Comprehensive Epilepsy Program
The UC Davis Medical Center’s Comprehensive Epilepsy Program is a leading program for the medical and surgical management of complex epileptic disorders. The National Association of Epilepsy Centers (NAEC) has designated UC Davis as a Level 4 Comprehensive Epilepsy Program, the highest rating awarded.
A wide array of services are available in conjuction with the program:
The program provides a state-of-the-art inpatient epilepsy monitoring unit (EMU) with beds for four adults, high-resolution magnetic resonance imaging (MRI), single photon emission computed tomography (SPECT), and positron emission tomography (PET). There are also two pediatric EMU beds.
The program also offers an ACGME-accredited, clinically-oriented Epilepsy Fellowship that includes opportunities for participation in faculty research. In addition to clinical research opportunities on the UC Davis Health System campus in Sacramento, associated research facilities in the basic neurosciences are housed at the Center for Neuroscience on the Davis campus.
Epilepsy is a brain disorder characterized by recurrent seizures. A seizure is a brief alteration of consciousness (level of awareness), muscle control, behavior or sensory perception. Seizures can last a few seconds to several minutes.
During a seizure, brain cells behave abnormally and show unusual repeated electrical discharges. This often begins within a small cluster of abnormal nerve cells and spreads to involve normal cells in other areas of the brain.
For more information, please see:
What are psychogenic non-epileptic seizures? Also known as PNES, psychogenic non-epileptic seizures may be difficult to distinguish from seizures caused by epilepsy, especially by observation alone. True epileptic seizures are triggered by abnormal electrical activity in the brain, whereas PNES are physical responses to extreme emotional stress. If PNES are misdiagnosed as epileptic seizures, patients are unlikely to receive the treatment they need.
Because they so closely resemble epileptic seizures, proper diagnosis of PNES can be very difficult without video monitoring and EEG studies, which require specialized facilities such as our UC Davis EEG Laboratory.
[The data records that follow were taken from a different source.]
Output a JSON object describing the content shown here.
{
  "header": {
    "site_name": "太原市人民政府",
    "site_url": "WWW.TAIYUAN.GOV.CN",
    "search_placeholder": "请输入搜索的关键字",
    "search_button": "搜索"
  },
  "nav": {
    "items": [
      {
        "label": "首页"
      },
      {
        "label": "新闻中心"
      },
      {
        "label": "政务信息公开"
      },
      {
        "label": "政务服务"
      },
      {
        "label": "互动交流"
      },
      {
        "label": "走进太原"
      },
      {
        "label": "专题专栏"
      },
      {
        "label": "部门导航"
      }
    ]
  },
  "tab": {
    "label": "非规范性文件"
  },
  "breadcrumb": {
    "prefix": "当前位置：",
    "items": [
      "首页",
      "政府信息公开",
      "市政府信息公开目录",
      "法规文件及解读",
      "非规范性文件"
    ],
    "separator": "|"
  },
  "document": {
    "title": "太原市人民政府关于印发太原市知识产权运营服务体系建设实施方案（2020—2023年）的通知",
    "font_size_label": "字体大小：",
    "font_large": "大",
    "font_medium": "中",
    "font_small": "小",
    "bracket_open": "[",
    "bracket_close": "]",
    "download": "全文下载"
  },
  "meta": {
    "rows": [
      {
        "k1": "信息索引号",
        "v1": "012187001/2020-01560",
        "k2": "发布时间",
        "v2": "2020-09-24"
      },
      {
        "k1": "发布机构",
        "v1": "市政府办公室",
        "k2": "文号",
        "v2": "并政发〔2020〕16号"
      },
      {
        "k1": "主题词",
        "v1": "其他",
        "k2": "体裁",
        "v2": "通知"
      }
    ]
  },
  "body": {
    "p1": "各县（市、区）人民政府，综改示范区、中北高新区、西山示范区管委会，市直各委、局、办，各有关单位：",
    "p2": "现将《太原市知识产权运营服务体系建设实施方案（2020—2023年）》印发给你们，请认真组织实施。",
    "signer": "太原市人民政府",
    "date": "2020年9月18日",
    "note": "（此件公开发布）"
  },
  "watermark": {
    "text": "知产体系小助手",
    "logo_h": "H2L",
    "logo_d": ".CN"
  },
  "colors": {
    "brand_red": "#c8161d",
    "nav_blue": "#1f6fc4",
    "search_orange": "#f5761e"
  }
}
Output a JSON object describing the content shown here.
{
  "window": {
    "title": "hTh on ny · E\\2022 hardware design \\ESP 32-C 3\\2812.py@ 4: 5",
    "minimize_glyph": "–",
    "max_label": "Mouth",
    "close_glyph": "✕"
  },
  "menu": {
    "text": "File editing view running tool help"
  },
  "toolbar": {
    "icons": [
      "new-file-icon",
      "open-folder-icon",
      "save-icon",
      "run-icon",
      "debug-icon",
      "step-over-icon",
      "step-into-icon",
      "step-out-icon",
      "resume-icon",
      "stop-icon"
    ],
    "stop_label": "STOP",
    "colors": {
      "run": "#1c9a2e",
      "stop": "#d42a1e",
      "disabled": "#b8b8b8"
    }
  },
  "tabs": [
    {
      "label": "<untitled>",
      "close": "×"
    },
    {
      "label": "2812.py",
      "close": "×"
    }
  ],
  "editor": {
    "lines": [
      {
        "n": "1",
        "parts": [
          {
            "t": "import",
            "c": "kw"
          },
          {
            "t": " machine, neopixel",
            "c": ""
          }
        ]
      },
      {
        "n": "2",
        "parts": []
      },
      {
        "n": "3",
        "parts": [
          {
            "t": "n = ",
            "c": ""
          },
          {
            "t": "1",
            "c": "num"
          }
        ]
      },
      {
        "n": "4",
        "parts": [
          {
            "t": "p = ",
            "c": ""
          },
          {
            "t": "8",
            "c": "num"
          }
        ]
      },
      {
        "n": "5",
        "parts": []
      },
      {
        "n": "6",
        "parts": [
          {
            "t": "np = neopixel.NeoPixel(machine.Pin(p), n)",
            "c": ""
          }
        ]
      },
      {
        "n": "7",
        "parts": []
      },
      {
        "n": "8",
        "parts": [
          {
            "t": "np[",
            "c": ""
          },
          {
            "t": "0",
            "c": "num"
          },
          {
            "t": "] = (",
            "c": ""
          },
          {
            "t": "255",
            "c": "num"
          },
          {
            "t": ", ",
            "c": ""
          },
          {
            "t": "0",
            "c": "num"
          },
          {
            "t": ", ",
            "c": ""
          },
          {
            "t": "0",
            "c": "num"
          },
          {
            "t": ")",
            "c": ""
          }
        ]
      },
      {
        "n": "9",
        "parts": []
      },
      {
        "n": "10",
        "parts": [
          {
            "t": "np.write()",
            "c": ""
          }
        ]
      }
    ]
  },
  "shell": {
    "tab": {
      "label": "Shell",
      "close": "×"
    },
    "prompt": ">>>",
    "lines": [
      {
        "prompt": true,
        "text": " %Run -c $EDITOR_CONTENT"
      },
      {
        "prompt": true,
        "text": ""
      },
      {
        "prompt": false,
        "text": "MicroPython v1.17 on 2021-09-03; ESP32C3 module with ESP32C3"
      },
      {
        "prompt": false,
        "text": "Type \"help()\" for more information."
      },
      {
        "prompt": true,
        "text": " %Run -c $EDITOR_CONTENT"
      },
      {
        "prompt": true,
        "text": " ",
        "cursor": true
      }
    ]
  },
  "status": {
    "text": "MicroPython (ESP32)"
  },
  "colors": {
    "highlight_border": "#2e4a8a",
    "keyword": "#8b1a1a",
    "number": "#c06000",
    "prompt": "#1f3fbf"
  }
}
Correct diagnosis also requires careful analysis of video and EEG tracings by a neurologist who specializes in diagnosis and treatment of epilepsy, like the members of our Comprehensive Epilepsy Center team.
For a helpful online source of more information about PNES, please see Psychogenic (Non-Epileptic) Seizures: A Guide for Patients & Families.
Patients with medically intractable seizures are referred to the Comprehensive Epilepsy Program. The patients are evaluated to determine whether the current therapeutic regime is adequate and appropriate. Staff examines anticonvulsant drug levels and dosage schedules, performs neuropsychological tests, performs baseline electrographic studies and monitors and documents the response to medications at various dosages.
One goal of our intensive evaluation is to identify patients who would benefit from surgical therapy. Based on a preliminary evaluation, a patient can be admitted to the hospital for video electroencephalogram (EEG) monitoring to document the site of an epileptogenic lesion. Patients determined to be candidates for surgery undergo angiography and Wada testing to establish the lateralization of language.
The Wada test consists of the injection of sodium amytal into the arteries carrying blood to the brain in order to anesthetize half the brain for about one minute. This allows the physician to determine the impact of the intended surgical removal on language. The procedure is done as an outpatient under local anesthesia by a neuroradiologist who places a small catheter in an artery in the groin. The neuropsychologist and neurologist participate in the testing of the patient's language and memory during the test.
In selected cases, depth or subdural grid electrodes are implanted on the surface of the brain by a surgical procedure to further localize the area of the brain from which the seizures are arising. Intra-operative electrocorticography and depth recordings are also used to further delineate the epileptogenic cortical focus.
Single photon emission computed tomography (SPECT) and functional magnetic resonance imaging (fMRI) studies can be done in appropriate patients to delineate the area of the brain from which the seizures are arising. These procedures are done prior to the more invasive studies discussed above. Patients are followed in the clinic for at least two years after surgery. Those patients not considered candidates for surgery are also followed for extended periods and are often enrolled in protocols to study new pharmaceuticals.
Also assisting in the evaluation of epilepsy is the Clinical Neurophysiology Laboratory. This laboratory performs more than 3,000 procedures annually and include routine studies as well as specialized procedures related to epilepsy and sleep disorders.